(Dataset rows describing interfaces)
= = = = = = =
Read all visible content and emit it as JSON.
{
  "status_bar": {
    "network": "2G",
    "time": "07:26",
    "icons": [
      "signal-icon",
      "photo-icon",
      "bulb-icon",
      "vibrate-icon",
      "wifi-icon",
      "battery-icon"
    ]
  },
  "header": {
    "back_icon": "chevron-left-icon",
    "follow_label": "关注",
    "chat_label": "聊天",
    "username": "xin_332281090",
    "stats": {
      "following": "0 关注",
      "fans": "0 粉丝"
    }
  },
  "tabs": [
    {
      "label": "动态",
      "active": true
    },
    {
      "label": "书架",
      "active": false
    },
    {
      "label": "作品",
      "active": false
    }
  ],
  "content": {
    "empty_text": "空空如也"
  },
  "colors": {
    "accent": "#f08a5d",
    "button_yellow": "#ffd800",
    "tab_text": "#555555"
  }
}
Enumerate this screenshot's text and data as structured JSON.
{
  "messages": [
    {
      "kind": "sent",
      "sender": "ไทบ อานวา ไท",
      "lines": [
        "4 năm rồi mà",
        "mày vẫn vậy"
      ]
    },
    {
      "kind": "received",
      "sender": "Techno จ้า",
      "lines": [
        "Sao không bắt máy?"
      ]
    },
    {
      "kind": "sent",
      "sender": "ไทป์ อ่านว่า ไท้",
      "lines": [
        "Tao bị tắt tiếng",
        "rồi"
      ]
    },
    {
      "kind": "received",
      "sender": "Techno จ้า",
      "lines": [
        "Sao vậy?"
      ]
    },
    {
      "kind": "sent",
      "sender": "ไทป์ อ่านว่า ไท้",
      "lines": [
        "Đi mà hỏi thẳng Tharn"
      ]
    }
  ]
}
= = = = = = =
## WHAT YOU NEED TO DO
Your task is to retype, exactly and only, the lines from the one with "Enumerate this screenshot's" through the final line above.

## EXERCISE OUTPUT
Enumerate this screenshot's text and data as structured JSON.
{
  "messages": [
    {
      "kind": "sent",
      "sender": "ไทบ อานวา ไท",
      "lines": [
        "4 năm rồi mà",
        "mày vẫn vậy"
      ]
    },
    {
      "kind": "received",
      "sender": "Techno จ้า",
      "lines": [
        "Sao không bắt máy?"
      ]
    },
    {
      "kind": "sent",
      "sender": "ไทป์ อ่านว่า ไท้",
      "lines": [
        "Tao bị tắt tiếng",
        "rồi"
      ]
    },
    {
      "kind": "received",
      "sender": "Techno จ้า",
      "lines": [
        "Sao vậy?"
      ]
    },
    {
      "kind": "sent",
      "sender": "ไทป์ อ่านว่า ไท้",
      "lines": [
        "Đi mà hỏi thẳng Tharn"
      ]
    }
  ]
}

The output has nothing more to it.